=== ACTIVITY ===
Where the records below have a line with "Note", that line is to be copied.

=== EXTRACTED DATA ===
====================
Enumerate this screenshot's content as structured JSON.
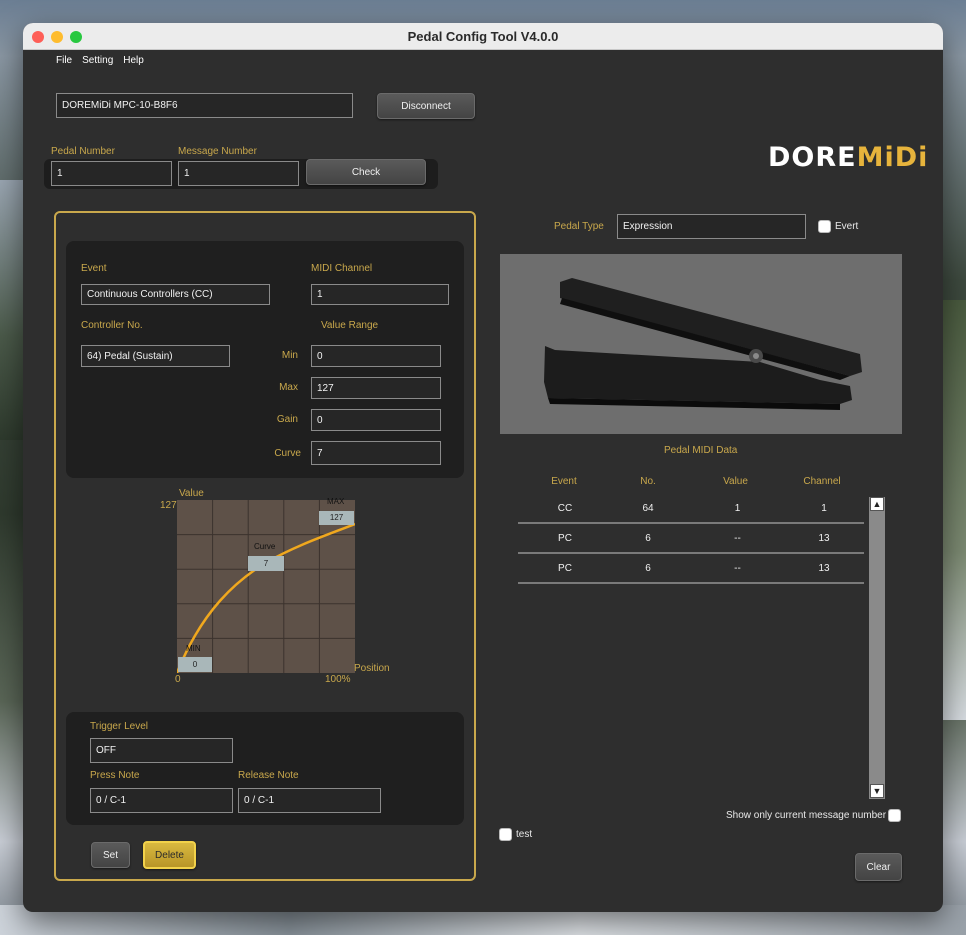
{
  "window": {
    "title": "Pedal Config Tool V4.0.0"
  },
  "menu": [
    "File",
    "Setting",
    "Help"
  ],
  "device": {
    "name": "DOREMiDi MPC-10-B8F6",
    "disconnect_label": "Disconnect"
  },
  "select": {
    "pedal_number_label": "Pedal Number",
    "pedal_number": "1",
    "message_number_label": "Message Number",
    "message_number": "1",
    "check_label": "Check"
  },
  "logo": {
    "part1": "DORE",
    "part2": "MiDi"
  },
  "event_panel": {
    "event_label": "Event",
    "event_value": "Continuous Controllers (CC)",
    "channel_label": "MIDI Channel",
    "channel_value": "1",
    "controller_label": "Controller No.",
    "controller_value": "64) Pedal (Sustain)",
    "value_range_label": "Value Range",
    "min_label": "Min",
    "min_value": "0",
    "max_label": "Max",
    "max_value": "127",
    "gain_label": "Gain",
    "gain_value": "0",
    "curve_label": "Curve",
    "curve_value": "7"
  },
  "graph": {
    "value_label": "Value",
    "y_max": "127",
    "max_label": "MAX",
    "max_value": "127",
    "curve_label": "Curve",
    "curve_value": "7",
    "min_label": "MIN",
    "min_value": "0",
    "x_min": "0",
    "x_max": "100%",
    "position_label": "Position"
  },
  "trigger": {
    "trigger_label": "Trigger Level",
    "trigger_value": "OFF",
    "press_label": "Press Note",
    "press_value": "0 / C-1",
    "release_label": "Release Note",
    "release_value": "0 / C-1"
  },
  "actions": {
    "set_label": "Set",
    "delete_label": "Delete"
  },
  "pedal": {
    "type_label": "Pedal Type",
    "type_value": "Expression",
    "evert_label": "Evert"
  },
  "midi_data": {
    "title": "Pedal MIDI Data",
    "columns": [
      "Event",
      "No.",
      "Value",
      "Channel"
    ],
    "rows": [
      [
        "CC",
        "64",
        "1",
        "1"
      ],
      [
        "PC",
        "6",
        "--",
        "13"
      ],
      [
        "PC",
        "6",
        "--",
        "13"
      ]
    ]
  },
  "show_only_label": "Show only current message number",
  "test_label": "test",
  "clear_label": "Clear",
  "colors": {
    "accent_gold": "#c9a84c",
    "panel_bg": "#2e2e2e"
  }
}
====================
=== FINISHED EXERCISE ===
    "press_label": "Press Note",
    "release_label": "Release Note",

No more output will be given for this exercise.